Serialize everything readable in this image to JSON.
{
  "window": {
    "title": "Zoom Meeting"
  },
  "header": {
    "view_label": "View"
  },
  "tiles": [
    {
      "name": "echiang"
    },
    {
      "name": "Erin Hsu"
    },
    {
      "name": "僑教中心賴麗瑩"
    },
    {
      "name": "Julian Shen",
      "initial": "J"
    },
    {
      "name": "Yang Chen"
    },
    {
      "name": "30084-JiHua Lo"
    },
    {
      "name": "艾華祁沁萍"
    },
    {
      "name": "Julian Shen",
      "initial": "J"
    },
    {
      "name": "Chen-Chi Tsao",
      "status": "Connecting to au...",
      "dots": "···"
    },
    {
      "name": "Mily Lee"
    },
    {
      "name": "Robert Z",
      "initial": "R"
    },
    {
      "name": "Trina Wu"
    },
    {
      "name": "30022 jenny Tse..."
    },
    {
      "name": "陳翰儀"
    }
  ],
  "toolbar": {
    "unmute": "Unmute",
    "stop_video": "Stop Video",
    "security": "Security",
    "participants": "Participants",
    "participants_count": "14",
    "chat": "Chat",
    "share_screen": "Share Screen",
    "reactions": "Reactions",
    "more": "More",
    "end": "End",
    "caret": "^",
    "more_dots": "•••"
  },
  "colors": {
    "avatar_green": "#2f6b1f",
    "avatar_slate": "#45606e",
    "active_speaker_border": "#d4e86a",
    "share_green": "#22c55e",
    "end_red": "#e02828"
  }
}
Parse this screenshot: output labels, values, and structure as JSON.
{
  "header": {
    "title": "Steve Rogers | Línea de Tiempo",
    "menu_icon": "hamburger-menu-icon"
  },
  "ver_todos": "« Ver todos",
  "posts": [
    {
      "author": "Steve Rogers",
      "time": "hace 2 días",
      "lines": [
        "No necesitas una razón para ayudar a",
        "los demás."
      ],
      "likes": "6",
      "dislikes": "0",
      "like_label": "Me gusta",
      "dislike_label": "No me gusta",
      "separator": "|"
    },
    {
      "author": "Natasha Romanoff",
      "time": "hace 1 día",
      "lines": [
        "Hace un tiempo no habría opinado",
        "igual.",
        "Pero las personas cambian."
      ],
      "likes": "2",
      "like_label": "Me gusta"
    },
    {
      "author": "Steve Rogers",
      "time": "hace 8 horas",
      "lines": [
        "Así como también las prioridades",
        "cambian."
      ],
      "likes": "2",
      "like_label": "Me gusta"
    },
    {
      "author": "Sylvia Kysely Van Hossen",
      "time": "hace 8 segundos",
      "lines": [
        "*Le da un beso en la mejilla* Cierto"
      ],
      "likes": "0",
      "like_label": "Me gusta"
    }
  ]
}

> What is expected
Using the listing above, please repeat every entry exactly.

> Task response
Serialize everything readable in this image to JSON.
{
  "window": {
    "title": "Zoom Meeting"
  },
  "header": {
    "view_label": "View"
  },
  "tiles": [
    {
      "name": "echiang"
    },
    {
      "name": "Erin Hsu"
    },
    {
      "name": "僑教中心賴麗瑩"
    },
    {
      "name": "Julian Shen",
      "initial": "J"
    },
    {
      "name": "Yang Chen"
    },
    {
      "name": "30084-JiHua Lo"
    },
    {
      "name": "艾華祁沁萍"
    },
    {
      "name": "Julian Shen",
      "initial": "J"
    },
    {
      "name": "Chen-Chi Tsao",
      "status": "Connecting to au...",
      "dots": "···"
    },
    {
      "name": "Mily Lee"
    },
    {
      "name": "Robert Z",
      "initial": "R"
    },
    {
      "name": "Trina Wu"
    },
    {
      "name": "30022 jenny Tse..."
    },
    {
      "name": "陳翰儀"
    }
  ],
  "toolbar": {
    "unmute": "Unmute",
    "stop_video": "Stop Video",
    "security": "Security",
    "participants": "Participants",
    "participants_count": "14",
    "chat": "Chat",
    "share_screen": "Share Screen",
    "reactions": "Reactions",
    "more": "More",
    "end": "End",
    "caret": "^",
    "more_dots": "•••"
  },
  "colors": {
    "avatar_green": "#2f6b1f",
    "avatar_slate": "#45606e",
    "active_speaker_border": "#d4e86a",
    "share_green": "#22c55e",
    "end_red": "#e02828"
  }
}
Parse this screenshot: output labels, values, and structure as JSON.
{
  "header": {
    "title": "Steve Rogers | Línea de Tiempo",
    "menu_icon": "hamburger-menu-icon"
  },
  "ver_todos": "« Ver todos",
  "posts": [
    {
      "author": "Steve Rogers",
      "time": "hace 2 días",
      "lines": [
        "No necesitas una razón para ayudar a",
        "los demás."
      ],
      "likes": "6",
      "dislikes": "0",
      "like_label": "Me gusta",
      "dislike_label": "No me gusta",
      "separator": "|"
    },
    {
      "author": "Natasha Romanoff",
      "time": "hace 1 día",
      "lines": [
        "Hace un tiempo no habría opinado",
        "igual.",
        "Pero las personas cambian."
      ],
      "likes": "2",
      "like_label": "Me gusta"
    },
    {
      "author": "Steve Rogers",
      "time": "hace 8 horas",
      "lines": [
        "Así como también las prioridades",
        "cambian."
      ],
      "likes": "2",
      "like_label": "Me gusta"
    },
    {
      "author": "Sylvia Kysely Van Hossen",
      "time": "hace 8 segundos",
      "lines": [
        "*Le da un beso en la mejilla* Cierto"
      ],
      "likes": "0",
      "like_label": "Me gusta"
    }
  ]
}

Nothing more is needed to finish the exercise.